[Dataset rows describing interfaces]
---+---

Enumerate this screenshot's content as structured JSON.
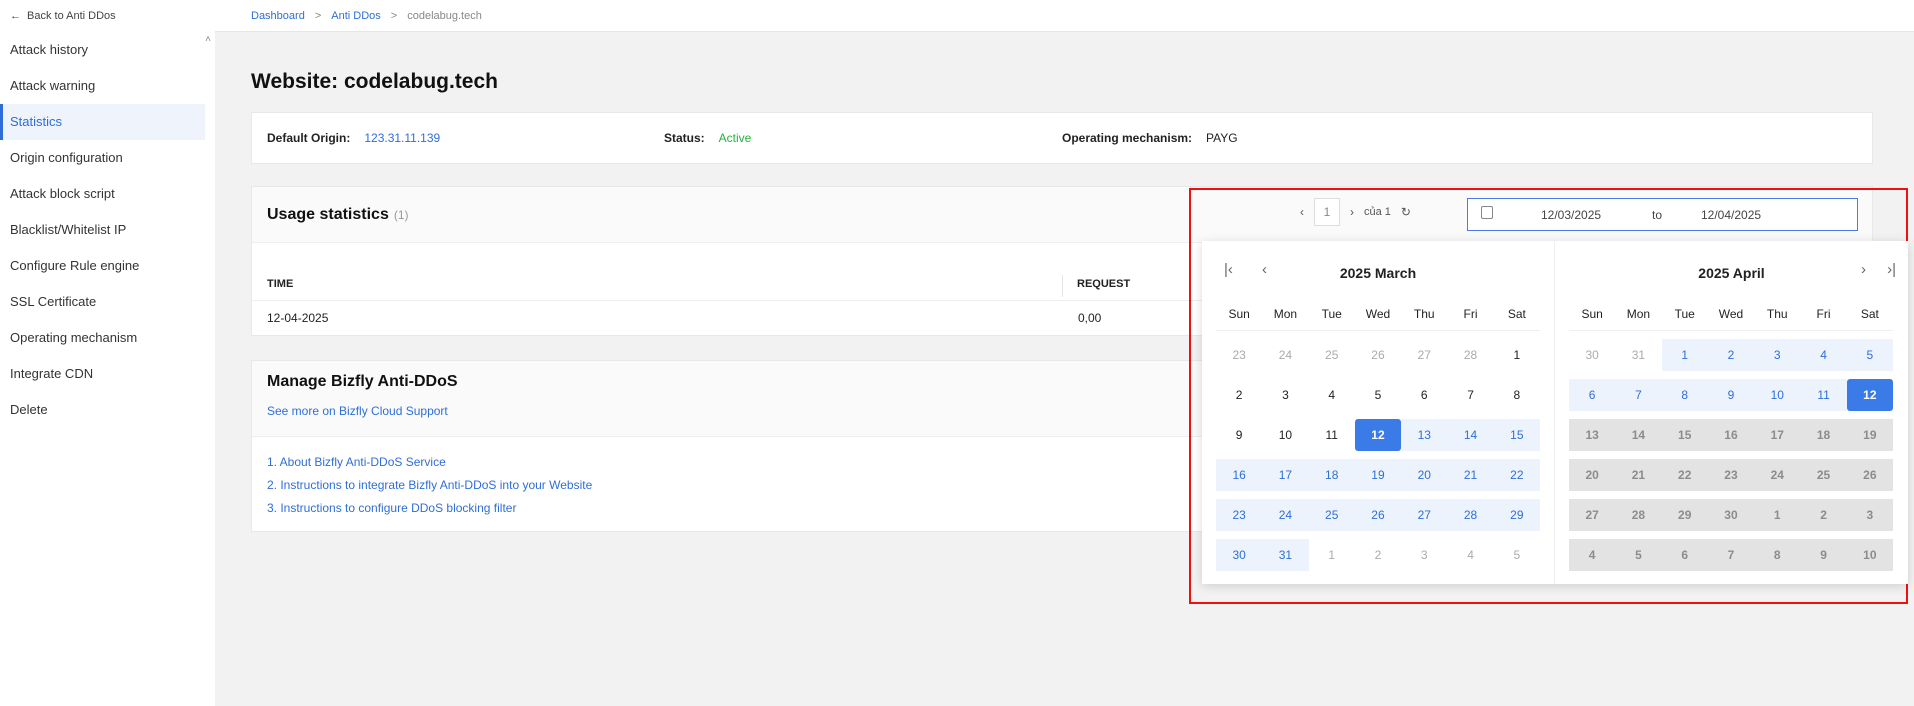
{
  "sidebar": {
    "back_label": "Back to Anti DDos",
    "items": [
      {
        "label": "Attack history"
      },
      {
        "label": "Attack warning"
      },
      {
        "label": "Statistics"
      },
      {
        "label": "Origin configuration"
      },
      {
        "label": "Attack block script"
      },
      {
        "label": "Blacklist/Whitelist IP"
      },
      {
        "label": "Configure Rule engine"
      },
      {
        "label": "SSL Certificate"
      },
      {
        "label": "Operating mechanism"
      },
      {
        "label": "Integrate CDN"
      },
      {
        "label": "Delete"
      }
    ],
    "active_index": 2
  },
  "breadcrumb": {
    "items": [
      "Dashboard",
      "Anti DDos",
      "codelabug.tech"
    ],
    "separator": ">"
  },
  "page_title": "Website: codelabug.tech",
  "info": {
    "origin_label": "Default Origin:",
    "origin_value": "123.31.11.139",
    "status_label": "Status:",
    "status_value": "Active",
    "mechanism_label": "Operating mechanism:",
    "mechanism_value": "PAYG"
  },
  "usage": {
    "title": "Usage statistics",
    "count": "(1)",
    "columns": [
      "TIME",
      "REQUEST"
    ],
    "rows": [
      [
        "12-04-2025",
        "0,00"
      ]
    ]
  },
  "pager": {
    "prev": "‹",
    "page": "1",
    "next": "›",
    "of_label": "của 1",
    "refresh_icon": "↻"
  },
  "date_range": {
    "start": "12/03/2025",
    "sep": "to",
    "end": "12/04/2025"
  },
  "calendar": {
    "weekdays": [
      "Sun",
      "Mon",
      "Tue",
      "Wed",
      "Thu",
      "Fri",
      "Sat"
    ],
    "nav": {
      "first": "|‹",
      "prev": "‹",
      "next": "›",
      "last": "›|"
    },
    "months": [
      {
        "title": "2025 March",
        "weeks": [
          [
            {
              "d": "23",
              "s": "other"
            },
            {
              "d": "24",
              "s": "other"
            },
            {
              "d": "25",
              "s": "other"
            },
            {
              "d": "26",
              "s": "other"
            },
            {
              "d": "27",
              "s": "other"
            },
            {
              "d": "28",
              "s": "other"
            },
            {
              "d": "1",
              "s": ""
            }
          ],
          [
            {
              "d": "2",
              "s": ""
            },
            {
              "d": "3",
              "s": ""
            },
            {
              "d": "4",
              "s": ""
            },
            {
              "d": "5",
              "s": ""
            },
            {
              "d": "6",
              "s": ""
            },
            {
              "d": "7",
              "s": ""
            },
            {
              "d": "8",
              "s": ""
            }
          ],
          [
            {
              "d": "9",
              "s": ""
            },
            {
              "d": "10",
              "s": ""
            },
            {
              "d": "11",
              "s": ""
            },
            {
              "d": "12",
              "s": "sel"
            },
            {
              "d": "13",
              "s": "range"
            },
            {
              "d": "14",
              "s": "range"
            },
            {
              "d": "15",
              "s": "range"
            }
          ],
          [
            {
              "d": "16",
              "s": "range"
            },
            {
              "d": "17",
              "s": "range"
            },
            {
              "d": "18",
              "s": "range"
            },
            {
              "d": "19",
              "s": "range"
            },
            {
              "d": "20",
              "s": "range"
            },
            {
              "d": "21",
              "s": "range"
            },
            {
              "d": "22",
              "s": "range"
            }
          ],
          [
            {
              "d": "23",
              "s": "range"
            },
            {
              "d": "24",
              "s": "range"
            },
            {
              "d": "25",
              "s": "range"
            },
            {
              "d": "26",
              "s": "range"
            },
            {
              "d": "27",
              "s": "range"
            },
            {
              "d": "28",
              "s": "range"
            },
            {
              "d": "29",
              "s": "range"
            }
          ],
          [
            {
              "d": "30",
              "s": "range"
            },
            {
              "d": "31",
              "s": "range"
            },
            {
              "d": "1",
              "s": "other"
            },
            {
              "d": "2",
              "s": "other"
            },
            {
              "d": "3",
              "s": "other"
            },
            {
              "d": "4",
              "s": "other"
            },
            {
              "d": "5",
              "s": "other"
            }
          ]
        ]
      },
      {
        "title": "2025 April",
        "weeks": [
          [
            {
              "d": "30",
              "s": "other"
            },
            {
              "d": "31",
              "s": "other"
            },
            {
              "d": "1",
              "s": "range"
            },
            {
              "d": "2",
              "s": "range"
            },
            {
              "d": "3",
              "s": "range"
            },
            {
              "d": "4",
              "s": "range"
            },
            {
              "d": "5",
              "s": "range"
            }
          ],
          [
            {
              "d": "6",
              "s": "range"
            },
            {
              "d": "7",
              "s": "range"
            },
            {
              "d": "8",
              "s": "range"
            },
            {
              "d": "9",
              "s": "range"
            },
            {
              "d": "10",
              "s": "range"
            },
            {
              "d": "11",
              "s": "range"
            },
            {
              "d": "12",
              "s": "sel"
            }
          ],
          [
            {
              "d": "13",
              "s": "dis"
            },
            {
              "d": "14",
              "s": "dis"
            },
            {
              "d": "15",
              "s": "dis"
            },
            {
              "d": "16",
              "s": "dis"
            },
            {
              "d": "17",
              "s": "dis"
            },
            {
              "d": "18",
              "s": "dis"
            },
            {
              "d": "19",
              "s": "dis"
            }
          ],
          [
            {
              "d": "20",
              "s": "dis"
            },
            {
              "d": "21",
              "s": "dis"
            },
            {
              "d": "22",
              "s": "dis"
            },
            {
              "d": "23",
              "s": "dis"
            },
            {
              "d": "24",
              "s": "dis"
            },
            {
              "d": "25",
              "s": "dis"
            },
            {
              "d": "26",
              "s": "dis"
            }
          ],
          [
            {
              "d": "27",
              "s": "dis"
            },
            {
              "d": "28",
              "s": "dis"
            },
            {
              "d": "29",
              "s": "dis"
            },
            {
              "d": "30",
              "s": "dis"
            },
            {
              "d": "1",
              "s": "dis"
            },
            {
              "d": "2",
              "s": "dis"
            },
            {
              "d": "3",
              "s": "dis"
            }
          ],
          [
            {
              "d": "4",
              "s": "dis"
            },
            {
              "d": "5",
              "s": "dis"
            },
            {
              "d": "6",
              "s": "dis"
            },
            {
              "d": "7",
              "s": "dis"
            },
            {
              "d": "8",
              "s": "dis"
            },
            {
              "d": "9",
              "s": "dis"
            },
            {
              "d": "10",
              "s": "dis"
            }
          ]
        ]
      }
    ]
  },
  "manage": {
    "title": "Manage Bizfly Anti-DDoS",
    "support_link": "See more on Bizfly Cloud Support",
    "links": [
      "1. About Bizfly Anti-DDoS Service",
      "2. Instructions to integrate Bizfly Anti-DDoS into your Website",
      "3. Instructions to configure DDoS blocking filter"
    ]
  },
  "colors": {
    "accent": "#2f6ed8",
    "status_active": "#22b33a",
    "highlight_border": "#e11111",
    "selected_day": "#3b7be8"
  }
}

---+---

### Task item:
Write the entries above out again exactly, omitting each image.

### Answer space:
Enumerate this screenshot's content as structured JSON.
{
  "sidebar": {
    "back_label": "Back to Anti DDos",
    "items": [
      {
        "label": "Attack history"
      },
      {
        "label": "Attack warning"
      },
      {
        "label": "Statistics"
      },
      {
        "label": "Origin configuration"
      },
      {
        "label": "Attack block script"
      },
      {
        "label": "Blacklist/Whitelist IP"
      },
      {
        "label": "Configure Rule engine"
      },
      {
        "label": "SSL Certificate"
      },
      {
        "label": "Operating mechanism"
      },
      {
        "label": "Integrate CDN"
      },
      {
        "label": "Delete"
      }
    ],
    "active_index": 2
  },
  "breadcrumb": {
    "items": [
      "Dashboard",
      "Anti DDos",
      "codelabug.tech"
    ],
    "separator": ">"
  },
  "page_title": "Website: codelabug.tech",
  "info": {
    "origin_label": "Default Origin:",
    "origin_value": "123.31.11.139",
    "status_label": "Status:",
    "status_value": "Active",
    "mechanism_label": "Operating mechanism:",
    "mechanism_value": "PAYG"
  },
  "usage": {
    "title": "Usage statistics",
    "count": "(1)",
    "columns": [
      "TIME",
      "REQUEST"
    ],
    "rows": [
      [
        "12-04-2025",
        "0,00"
      ]
    ]
  },
  "pager": {
    "prev": "‹",
    "page": "1",
    "next": "›",
    "of_label": "của 1",
    "refresh_icon": "↻"
  },
  "date_range": {
    "start": "12/03/2025",
    "sep": "to",
    "end": "12/04/2025"
  },
  "calendar": {
    "weekdays": [
      "Sun",
      "Mon",
      "Tue",
      "Wed",
      "Thu",
      "Fri",
      "Sat"
    ],
    "nav": {
      "first": "|‹",
      "prev": "‹",
      "next": "›",
      "last": "›|"
    },
    "months": [
      {
        "title": "2025 March",
        "weeks": [
          [
            {
              "d": "23",
              "s": "other"
            },
            {
              "d": "24",
              "s": "other"
            },
            {
              "d": "25",
              "s": "other"
            },
            {
              "d": "26",
              "s": "other"
            },
            {
              "d": "27",
              "s": "other"
            },
            {
              "d": "28",
              "s": "other"
            },
            {
              "d": "1",
              "s": ""
            }
          ],
          [
            {
              "d": "2",
              "s": ""
            },
            {
              "d": "3",
              "s": ""
            },
            {
              "d": "4",
              "s": ""
            },
            {
              "d": "5",
              "s": ""
            },
            {
              "d": "6",
              "s": ""
            },
            {
              "d": "7",
              "s": ""
            },
            {
              "d": "8",
              "s": ""
            }
          ],
          [
            {
              "d": "9",
              "s": ""
            },
            {
              "d": "10",
              "s": ""
            },
            {
              "d": "11",
              "s": ""
            },
            {
              "d": "12",
              "s": "sel"
            },
            {
              "d": "13",
              "s": "range"
            },
            {
              "d": "14",
              "s": "range"
            },
            {
              "d": "15",
              "s": "range"
            }
          ],
          [
            {
              "d": "16",
              "s": "range"
            },
            {
              "d": "17",
              "s": "range"
            },
            {
              "d": "18",
              "s": "range"
            },
            {
              "d": "19",
              "s": "range"
            },
            {
              "d": "20",
              "s": "range"
            },
            {
              "d": "21",
              "s": "range"
            },
            {
              "d": "22",
              "s": "range"
            }
          ],
          [
            {
              "d": "23",
              "s": "range"
            },
            {
              "d": "24",
              "s": "range"
            },
            {
              "d": "25",
              "s": "range"
            },
            {
              "d": "26",
              "s": "range"
            },
            {
              "d": "27",
              "s": "range"
            },
            {
              "d": "28",
              "s": "range"
            },
            {
              "d": "29",
              "s": "range"
            }
          ],
          [
            {
              "d": "30",
              "s": "range"
            },
            {
              "d": "31",
              "s": "range"
            },
            {
              "d": "1",
              "s": "other"
            },
            {
              "d": "2",
              "s": "other"
            },
            {
              "d": "3",
              "s": "other"
            },
            {
              "d": "4",
              "s": "other"
            },
            {
              "d": "5",
              "s": "other"
            }
          ]
        ]
      },
      {
        "title": "2025 April",
        "weeks": [
          [
            {
              "d": "30",
              "s": "other"
            },
            {
              "d": "31",
              "s": "other"
            },
            {
              "d": "1",
              "s": "range"
            },
            {
              "d": "2",
              "s": "range"
            },
            {
              "d": "3",
              "s": "range"
            },
            {
              "d": "4",
              "s": "range"
            },
            {
              "d": "5",
              "s": "range"
            }
          ],
          [
            {
              "d": "6",
              "s": "range"
            },
            {
              "d": "7",
              "s": "range"
            },
            {
              "d": "8",
              "s": "range"
            },
            {
              "d": "9",
              "s": "range"
            },
            {
              "d": "10",
              "s": "range"
            },
            {
              "d": "11",
              "s": "range"
            },
            {
              "d": "12",
              "s": "sel"
            }
          ],
          [
            {
              "d": "13",
              "s": "dis"
            },
            {
              "d": "14",
              "s": "dis"
            },
            {
              "d": "15",
              "s": "dis"
            },
            {
              "d": "16",
              "s": "dis"
            },
            {
              "d": "17",
              "s": "dis"
            },
            {
              "d": "18",
              "s": "dis"
            },
            {
              "d": "19",
              "s": "dis"
            }
          ],
          [
            {
              "d": "20",
              "s": "dis"
            },
            {
              "d": "21",
              "s": "dis"
            },
            {
              "d": "22",
              "s": "dis"
            },
            {
              "d": "23",
              "s": "dis"
            },
            {
              "d": "24",
              "s": "dis"
            },
            {
              "d": "25",
              "s": "dis"
            },
            {
              "d": "26",
              "s": "dis"
            }
          ],
          [
            {
              "d": "27",
              "s": "dis"
            },
            {
              "d": "28",
              "s": "dis"
            },
            {
              "d": "29",
              "s": "dis"
            },
            {
              "d": "30",
              "s": "dis"
            },
            {
              "d": "1",
              "s": "dis"
            },
            {
              "d": "2",
              "s": "dis"
            },
            {
              "d": "3",
              "s": "dis"
            }
          ],
          [
            {
              "d": "4",
              "s": "dis"
            },
            {
              "d": "5",
              "s": "dis"
            },
            {
              "d": "6",
              "s": "dis"
            },
            {
              "d": "7",
              "s": "dis"
            },
            {
              "d": "8",
              "s": "dis"
            },
            {
              "d": "9",
              "s": "dis"
            },
            {
              "d": "10",
              "s": "dis"
            }
          ]
        ]
      }
    ]
  },
  "manage": {
    "title": "Manage Bizfly Anti-DDoS",
    "support_link": "See more on Bizfly Cloud Support",
    "links": [
      "1. About Bizfly Anti-DDoS Service",
      "2. Instructions to integrate Bizfly Anti-DDoS into your Website",
      "3. Instructions to configure DDoS blocking filter"
    ]
  },
  "colors": {
    "accent": "#2f6ed8",
    "status_active": "#22b33a",
    "highlight_border": "#e11111",
    "selected_day": "#3b7be8"
  }
}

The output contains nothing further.